  6. I’ve been to Churchill, and it is amazing to see the polar bears in their natural habitat. I also saw a lovely white arctic fox when I was there. This zoo exhibit looks like a good. one.

    • It would be amazing to see the polar bears in their natural habitat. I think the zoo exhibit is well done, but I haven’t been to Churchill to compare and assess how well it portrays the area.

  7. I would definitely love to get to Churchill to see polar bears in the wild. I loved your interesting snippets of information too 🙂

  8. It looks like you have to work a little bit to get to Churchill but appears to be well worth the effort! And the area offers so many things to see including one of my “bucket list items,” the northern lights, in additions to all of the fascinating creatures.
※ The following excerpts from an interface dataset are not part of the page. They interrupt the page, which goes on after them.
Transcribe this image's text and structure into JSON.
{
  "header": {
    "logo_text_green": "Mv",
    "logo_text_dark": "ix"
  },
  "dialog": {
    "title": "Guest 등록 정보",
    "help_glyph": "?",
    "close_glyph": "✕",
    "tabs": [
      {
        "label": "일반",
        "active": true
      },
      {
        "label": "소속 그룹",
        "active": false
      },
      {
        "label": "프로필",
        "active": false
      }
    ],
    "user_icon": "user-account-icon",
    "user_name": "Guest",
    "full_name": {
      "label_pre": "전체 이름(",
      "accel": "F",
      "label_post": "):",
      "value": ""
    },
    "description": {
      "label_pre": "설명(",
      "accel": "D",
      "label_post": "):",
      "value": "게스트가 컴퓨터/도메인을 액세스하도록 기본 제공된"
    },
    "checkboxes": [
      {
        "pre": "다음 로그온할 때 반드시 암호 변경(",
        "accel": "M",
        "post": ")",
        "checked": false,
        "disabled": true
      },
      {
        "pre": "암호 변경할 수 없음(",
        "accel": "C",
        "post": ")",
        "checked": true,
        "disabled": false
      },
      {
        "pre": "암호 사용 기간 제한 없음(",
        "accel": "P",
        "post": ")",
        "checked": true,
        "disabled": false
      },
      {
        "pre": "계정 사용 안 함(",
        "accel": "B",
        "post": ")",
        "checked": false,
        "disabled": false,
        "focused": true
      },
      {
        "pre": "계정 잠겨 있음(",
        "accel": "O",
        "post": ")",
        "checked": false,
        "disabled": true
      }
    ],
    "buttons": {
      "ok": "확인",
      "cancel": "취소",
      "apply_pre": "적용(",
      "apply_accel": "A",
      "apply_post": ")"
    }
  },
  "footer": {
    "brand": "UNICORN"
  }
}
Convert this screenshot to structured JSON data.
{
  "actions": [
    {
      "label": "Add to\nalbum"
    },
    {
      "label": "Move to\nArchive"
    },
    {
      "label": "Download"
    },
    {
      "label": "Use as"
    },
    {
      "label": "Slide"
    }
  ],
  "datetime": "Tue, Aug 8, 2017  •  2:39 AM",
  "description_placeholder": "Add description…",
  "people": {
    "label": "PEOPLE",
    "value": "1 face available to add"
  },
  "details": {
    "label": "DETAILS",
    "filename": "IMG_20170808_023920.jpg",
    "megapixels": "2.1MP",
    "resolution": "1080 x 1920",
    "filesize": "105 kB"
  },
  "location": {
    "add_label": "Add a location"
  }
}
The more posts of yours that I read, the more I feel an urge to say “Canada, here we come!”

    • The northern lights can be spectacular. I’ve seen them a few times – there are sometimes visible in southern Manitoba. I imagine they are more spectacular the farther north you get. And more frequent.

  9. Oh my goodness Donna how do you always manage to find such interesting things to show us and tell us about? I love tagging along with you on your outings!

  10. Those are some nice pictures. Churchill looks nice.

  11. All I could think of was Winston! Thank you for introducing me to another city I have never heard of! I go on a wonderful journey with you every week.

Leave a Comment

This site uses Akismet to reduce spam. Learn how your comment data is processed.